[Start of section]
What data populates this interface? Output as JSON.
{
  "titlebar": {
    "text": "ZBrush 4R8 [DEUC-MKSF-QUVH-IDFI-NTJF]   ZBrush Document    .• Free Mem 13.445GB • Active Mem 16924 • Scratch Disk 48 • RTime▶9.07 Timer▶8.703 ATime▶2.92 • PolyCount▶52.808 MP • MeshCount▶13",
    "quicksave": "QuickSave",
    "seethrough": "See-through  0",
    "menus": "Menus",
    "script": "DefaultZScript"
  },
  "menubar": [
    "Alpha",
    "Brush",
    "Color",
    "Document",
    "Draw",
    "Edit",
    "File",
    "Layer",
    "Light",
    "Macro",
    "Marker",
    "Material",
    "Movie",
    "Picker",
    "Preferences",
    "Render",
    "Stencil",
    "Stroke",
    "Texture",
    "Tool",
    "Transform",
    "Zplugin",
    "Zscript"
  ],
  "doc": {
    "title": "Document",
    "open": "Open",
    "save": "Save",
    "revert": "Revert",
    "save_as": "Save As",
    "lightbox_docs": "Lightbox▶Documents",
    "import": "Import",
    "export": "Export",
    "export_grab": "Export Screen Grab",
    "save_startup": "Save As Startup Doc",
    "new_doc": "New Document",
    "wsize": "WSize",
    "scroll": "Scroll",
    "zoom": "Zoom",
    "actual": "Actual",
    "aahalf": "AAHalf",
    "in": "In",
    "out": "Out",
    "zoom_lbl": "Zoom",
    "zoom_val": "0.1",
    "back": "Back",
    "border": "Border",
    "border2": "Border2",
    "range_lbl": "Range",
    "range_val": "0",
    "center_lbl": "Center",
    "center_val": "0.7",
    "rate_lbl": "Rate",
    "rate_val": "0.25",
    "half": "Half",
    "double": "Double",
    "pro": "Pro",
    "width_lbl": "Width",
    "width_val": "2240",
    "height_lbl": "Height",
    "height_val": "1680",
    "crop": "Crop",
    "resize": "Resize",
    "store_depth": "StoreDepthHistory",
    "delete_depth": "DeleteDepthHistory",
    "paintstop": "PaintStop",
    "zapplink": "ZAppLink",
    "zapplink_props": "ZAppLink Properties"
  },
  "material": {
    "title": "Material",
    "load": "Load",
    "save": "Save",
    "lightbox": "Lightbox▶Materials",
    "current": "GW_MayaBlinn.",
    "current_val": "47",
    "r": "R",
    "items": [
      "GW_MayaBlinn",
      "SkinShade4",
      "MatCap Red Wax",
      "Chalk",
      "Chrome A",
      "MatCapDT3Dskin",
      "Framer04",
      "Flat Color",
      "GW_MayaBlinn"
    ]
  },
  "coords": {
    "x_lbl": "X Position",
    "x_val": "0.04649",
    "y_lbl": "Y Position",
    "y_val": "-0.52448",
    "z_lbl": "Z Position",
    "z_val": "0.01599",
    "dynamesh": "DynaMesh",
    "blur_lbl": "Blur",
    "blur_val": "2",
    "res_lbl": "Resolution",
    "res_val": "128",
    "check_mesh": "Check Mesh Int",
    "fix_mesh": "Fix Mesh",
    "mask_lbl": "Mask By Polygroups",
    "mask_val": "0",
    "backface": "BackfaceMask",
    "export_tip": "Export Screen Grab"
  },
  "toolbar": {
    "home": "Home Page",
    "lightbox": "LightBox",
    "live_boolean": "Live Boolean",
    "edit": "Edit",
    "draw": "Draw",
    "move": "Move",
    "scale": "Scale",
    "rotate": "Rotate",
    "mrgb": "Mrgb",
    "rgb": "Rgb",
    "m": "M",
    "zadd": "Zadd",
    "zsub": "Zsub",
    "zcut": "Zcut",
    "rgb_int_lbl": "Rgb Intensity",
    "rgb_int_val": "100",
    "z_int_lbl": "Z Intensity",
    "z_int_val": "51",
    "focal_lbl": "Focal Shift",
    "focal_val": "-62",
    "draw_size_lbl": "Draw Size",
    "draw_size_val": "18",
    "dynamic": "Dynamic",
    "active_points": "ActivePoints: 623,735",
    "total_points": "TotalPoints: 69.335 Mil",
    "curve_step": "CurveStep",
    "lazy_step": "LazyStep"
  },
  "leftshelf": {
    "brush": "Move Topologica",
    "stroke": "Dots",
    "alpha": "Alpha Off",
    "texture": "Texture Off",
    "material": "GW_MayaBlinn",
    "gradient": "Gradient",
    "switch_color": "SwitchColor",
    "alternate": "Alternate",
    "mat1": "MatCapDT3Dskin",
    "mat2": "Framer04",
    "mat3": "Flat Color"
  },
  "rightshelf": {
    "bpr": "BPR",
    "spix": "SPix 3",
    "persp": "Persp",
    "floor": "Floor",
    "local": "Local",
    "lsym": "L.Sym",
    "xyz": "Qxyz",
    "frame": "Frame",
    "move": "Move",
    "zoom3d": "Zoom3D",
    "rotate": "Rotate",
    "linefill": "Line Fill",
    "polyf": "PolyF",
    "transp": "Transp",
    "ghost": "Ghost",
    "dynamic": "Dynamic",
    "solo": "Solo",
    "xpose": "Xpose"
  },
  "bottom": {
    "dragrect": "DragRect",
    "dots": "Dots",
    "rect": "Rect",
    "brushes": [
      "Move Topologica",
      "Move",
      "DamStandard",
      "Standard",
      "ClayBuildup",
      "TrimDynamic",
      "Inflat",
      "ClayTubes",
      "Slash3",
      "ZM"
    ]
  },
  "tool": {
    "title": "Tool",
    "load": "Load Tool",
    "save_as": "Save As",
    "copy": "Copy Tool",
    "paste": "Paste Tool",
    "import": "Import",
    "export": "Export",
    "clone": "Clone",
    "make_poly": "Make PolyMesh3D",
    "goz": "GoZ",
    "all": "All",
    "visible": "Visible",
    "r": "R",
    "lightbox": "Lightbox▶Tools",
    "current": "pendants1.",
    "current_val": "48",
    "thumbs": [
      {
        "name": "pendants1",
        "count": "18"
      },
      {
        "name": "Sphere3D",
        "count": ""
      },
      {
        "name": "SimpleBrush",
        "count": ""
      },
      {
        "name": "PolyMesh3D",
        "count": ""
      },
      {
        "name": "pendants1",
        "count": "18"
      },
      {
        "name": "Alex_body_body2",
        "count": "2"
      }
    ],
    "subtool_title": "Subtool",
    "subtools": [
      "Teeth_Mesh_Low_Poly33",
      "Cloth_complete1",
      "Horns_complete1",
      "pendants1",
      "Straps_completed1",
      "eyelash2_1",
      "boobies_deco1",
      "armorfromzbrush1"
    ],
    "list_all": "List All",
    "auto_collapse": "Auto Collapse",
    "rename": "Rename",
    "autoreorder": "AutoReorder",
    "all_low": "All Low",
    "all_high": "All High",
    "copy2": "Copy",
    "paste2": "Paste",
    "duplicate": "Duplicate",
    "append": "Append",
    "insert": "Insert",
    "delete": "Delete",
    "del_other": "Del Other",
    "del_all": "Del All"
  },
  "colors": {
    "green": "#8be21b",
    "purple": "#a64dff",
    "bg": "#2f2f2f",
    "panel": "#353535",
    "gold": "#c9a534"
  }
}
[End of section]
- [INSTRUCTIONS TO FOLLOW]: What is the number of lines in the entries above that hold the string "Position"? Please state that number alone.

- [TASK RESULT]: 3